This North Shore seaside town is shiny and bright in summer, often swarmed with beach-going vacationers and day-trippers. Come winter, it slows and unsquashes, allowing you to leisurely take in its charms.
The town, sliced by the Ipswich River, is a historic gem, filled with early Colonial, Georgian, and Federal homes, including 59 houses built between 1620 and 1720, the greatest concentration of First Period buildings in the country. Start with a self-guided walking tour offered by Historic Ipswich (a PDF map with descriptions is found here). The full tour rambles some four miles, covering most of the town’s significant sites, but you can bail out at several spots along the way. The tour begins at the Riverwalk Mural. The large 2,700-square-foot artwork by commissioned artist Alan Pearsall is painted on the side of an old mill building and details the history of Ipswich from its settling in 1633 to present. Other highlights along the tour include the Heard House, built in 1795 by wealthy shipper John Heard, and the Whipple House, considered one of the finest examples of First Period American architecture.

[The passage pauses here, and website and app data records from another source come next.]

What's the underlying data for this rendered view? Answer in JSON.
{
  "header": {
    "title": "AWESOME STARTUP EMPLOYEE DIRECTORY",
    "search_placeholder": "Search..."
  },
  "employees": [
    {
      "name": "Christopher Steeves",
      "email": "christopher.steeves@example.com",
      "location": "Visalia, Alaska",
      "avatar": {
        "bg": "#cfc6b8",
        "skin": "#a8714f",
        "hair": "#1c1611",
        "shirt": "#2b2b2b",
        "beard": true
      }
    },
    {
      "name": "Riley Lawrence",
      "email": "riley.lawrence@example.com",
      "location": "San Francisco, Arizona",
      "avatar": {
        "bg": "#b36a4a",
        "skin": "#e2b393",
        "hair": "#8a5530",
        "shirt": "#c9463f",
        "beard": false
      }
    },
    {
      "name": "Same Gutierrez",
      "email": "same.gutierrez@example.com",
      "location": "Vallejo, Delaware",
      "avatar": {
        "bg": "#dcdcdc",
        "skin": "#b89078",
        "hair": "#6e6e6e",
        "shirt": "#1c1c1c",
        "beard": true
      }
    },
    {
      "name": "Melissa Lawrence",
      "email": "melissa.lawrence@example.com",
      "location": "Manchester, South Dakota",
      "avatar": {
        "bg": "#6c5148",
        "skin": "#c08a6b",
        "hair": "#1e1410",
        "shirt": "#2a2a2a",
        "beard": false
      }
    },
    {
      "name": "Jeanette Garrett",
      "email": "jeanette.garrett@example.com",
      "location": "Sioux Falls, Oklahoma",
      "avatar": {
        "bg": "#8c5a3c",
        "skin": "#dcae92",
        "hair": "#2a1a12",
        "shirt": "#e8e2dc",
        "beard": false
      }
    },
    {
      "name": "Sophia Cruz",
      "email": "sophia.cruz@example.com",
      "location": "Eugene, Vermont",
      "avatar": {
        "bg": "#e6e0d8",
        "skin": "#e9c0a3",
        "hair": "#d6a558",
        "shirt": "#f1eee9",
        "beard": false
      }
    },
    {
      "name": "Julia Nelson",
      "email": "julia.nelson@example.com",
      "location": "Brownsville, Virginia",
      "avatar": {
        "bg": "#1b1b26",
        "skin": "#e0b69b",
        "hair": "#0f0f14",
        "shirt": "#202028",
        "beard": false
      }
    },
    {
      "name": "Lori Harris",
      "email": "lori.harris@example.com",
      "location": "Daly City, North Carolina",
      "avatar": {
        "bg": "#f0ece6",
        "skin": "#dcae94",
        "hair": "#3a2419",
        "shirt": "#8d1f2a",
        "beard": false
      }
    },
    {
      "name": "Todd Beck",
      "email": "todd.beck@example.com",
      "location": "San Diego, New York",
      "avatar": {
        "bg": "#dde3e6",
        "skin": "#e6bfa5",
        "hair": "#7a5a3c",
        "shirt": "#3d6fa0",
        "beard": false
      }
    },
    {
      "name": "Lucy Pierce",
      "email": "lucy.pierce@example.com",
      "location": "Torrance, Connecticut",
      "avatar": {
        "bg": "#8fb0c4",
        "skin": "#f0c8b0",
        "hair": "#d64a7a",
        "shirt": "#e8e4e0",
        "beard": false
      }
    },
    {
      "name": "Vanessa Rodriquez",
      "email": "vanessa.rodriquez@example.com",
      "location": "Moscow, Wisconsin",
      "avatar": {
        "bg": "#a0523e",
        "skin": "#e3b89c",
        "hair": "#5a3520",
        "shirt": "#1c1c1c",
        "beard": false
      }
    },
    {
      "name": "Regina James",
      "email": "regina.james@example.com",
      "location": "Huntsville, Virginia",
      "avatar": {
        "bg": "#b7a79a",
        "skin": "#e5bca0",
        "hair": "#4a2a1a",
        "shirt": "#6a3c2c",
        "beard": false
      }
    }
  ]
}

The South Green is a pleasant place to stop, dating back to 1686 when cattle gathered here to be driven to distant pastures. Also, visit the Old South Cemetery situated on the southwestern corner of the Green, in use from 1756 until 1939. A short walk away is the Old North Burying Ground, one of the oldest in America, established in 1634 when the town was first settled.
Head out of town to visit Crane Beach and the Crane Estate grounds (www.thetrustees.org/place/castle-hill-on-the-crane-estate, daily 9 a.m.-4 p.m., parking passes may be reserved online). Walk the picturesque trails, looking for wintering snowy owls resting in the dunes and salt marsh grasses.

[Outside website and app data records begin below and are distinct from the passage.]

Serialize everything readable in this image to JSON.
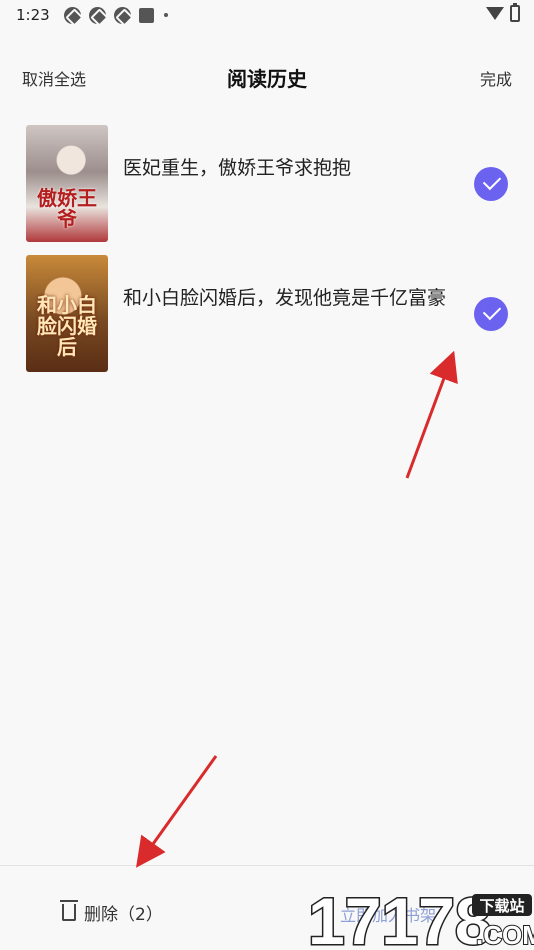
{
  "status_bar": {
    "time": "1:23"
  },
  "header": {
    "left_action": "取消全选",
    "title": "阅读历史",
    "right_action": "完成"
  },
  "books": [
    {
      "title": "医妃重生，傲娇王爷求抱抱",
      "cover_text": "傲娇王爷",
      "selected": true
    },
    {
      "title": "和小白脸闪婚后，发现他竟是千亿富豪",
      "cover_text": "和小白脸闪婚后",
      "selected": true
    }
  ],
  "bottom_bar": {
    "delete_label": "删除（2）",
    "right_label": "立即加入书架"
  },
  "colors": {
    "accent": "#6b63f0",
    "annotation_arrow": "#d92b2b"
  },
  "watermark": {
    "number": "17178",
    "tag": "下载站",
    "domain": ".COM"
  }
}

A mere half-hour drive will put you in this upscale, country-like setting, with fine homes, cultural arts, and preserved conservation land. It’s rich in Colonial history, too; it was here that Paul Revere was captured by the British on his way to Concord. The site is now part of Minute Man National Historical Park, a lovely, hushed place to visit in winter (www.nps.gov/mima). Walk the trails and look for wintering birds in the trees; there are more than 100 species found in the park. The Visitor Centers and restrooms are closed, but the grounds are open dawn to dusk.
The town is well-known for its abundance of parks and preserved lands, skirting ponds and streams, and meandering through fields and forests. The Lincoln Land Conservation Trust and Rural Land Foundation (www.lincolnconservation.org/explore-our-properties/trails) helps preserve more than 80 miles of public trails.

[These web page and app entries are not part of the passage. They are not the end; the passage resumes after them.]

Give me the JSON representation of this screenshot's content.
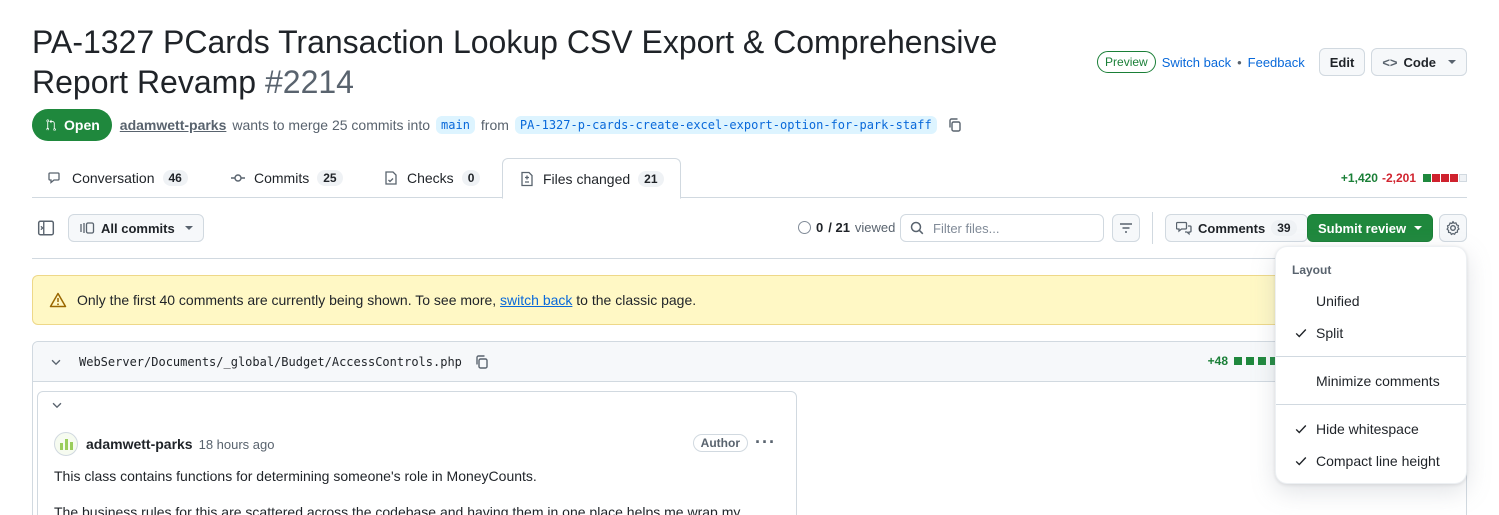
{
  "pr": {
    "title": "PA-1327 PCards Transaction Lookup CSV Export & Comprehensive Report Revamp",
    "number": "#2214",
    "state": "Open",
    "author": "adamwett-parks",
    "merge_text": "wants to merge 25 commits into",
    "base_branch": "main",
    "from_text": "from",
    "head_branch": "PA-1327-p-cards-create-excel-export-option-for-park-staff"
  },
  "header": {
    "preview_label": "Preview",
    "switch_back_label": "Switch back",
    "separator": "•",
    "feedback_label": "Feedback",
    "edit_label": "Edit",
    "code_label": "Code"
  },
  "tabs": [
    {
      "label": "Conversation",
      "count": "46",
      "icon": "comment-discussion-icon"
    },
    {
      "label": "Commits",
      "count": "25",
      "icon": "git-commit-icon"
    },
    {
      "label": "Checks",
      "count": "0",
      "icon": "checklist-icon"
    },
    {
      "label": "Files changed",
      "count": "21",
      "icon": "file-diff-icon"
    }
  ],
  "diffstat": {
    "additions": "+1,420",
    "deletions": "-2,201"
  },
  "toolbar": {
    "all_commits_label": "All commits",
    "viewed_count": "0",
    "viewed_total": "/ 21",
    "viewed_label": "viewed",
    "filter_placeholder": "Filter files...",
    "comments_label": "Comments",
    "comments_count": "39",
    "submit_label": "Submit review"
  },
  "warning": {
    "text_before": "Only the first 40 comments are currently being shown. To see more,",
    "link": "switch back",
    "text_after": "to the classic page."
  },
  "file": {
    "path": "WebServer/Documents/_global/Budget/AccessControls.php",
    "additions": "+48"
  },
  "comment": {
    "author": "adamwett-parks",
    "time": "18 hours ago",
    "badge": "Author",
    "paragraph1": "This class contains functions for determining someone's role in MoneyCounts.",
    "paragraph2": "The business rules for this are scattered across the codebase and having them in one place helps me wrap my"
  },
  "menu": {
    "section_title": "Layout",
    "items": [
      {
        "label": "Unified",
        "checked": false
      },
      {
        "label": "Split",
        "checked": true
      },
      {
        "label": "Minimize comments",
        "checked": false
      },
      {
        "label": "Hide whitespace",
        "checked": true
      },
      {
        "label": "Compact line height",
        "checked": true
      }
    ]
  },
  "colors": {
    "accent": "#0969da",
    "success": "#1f883d",
    "danger": "#d1242f",
    "warning_bg": "#fff8c5"
  }
}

The highly touted deCordova Museum and Sculpture Gardens sits on 30 acres of lawns, forests, and fields along the shore of Flint’s Pond (www.thetrustees.org/decordova, Wed.-Fri., 10 a.m.-4 p.m., Sat.-Sun. 10 a.m.-5 p.m., advance passes are required and must be reserved online). The best time to visit is after a significant winter storm, when the rolling hills are covered in snowy meringue and woodlands are snow dappled and frosty. But winter — snow or no snow — is great for viewing the 60 or so sculptures, which decorate the grounds, and stand out more prominently in the stark, leafless landscape. There are self-guided walking tours and kids love the downloadable scavenger hunt.
You might also want to check out the Gropius House, the family home of renowned architect Walter Gropius, founder of the Bauhaus school of design (www.historicnewengland.org/property/gropius-house, Sat.-Sun., advance tour tickets required, $25 adults).
Diane Bair and Pamela Wright can be reached at firstname.lastname@example.org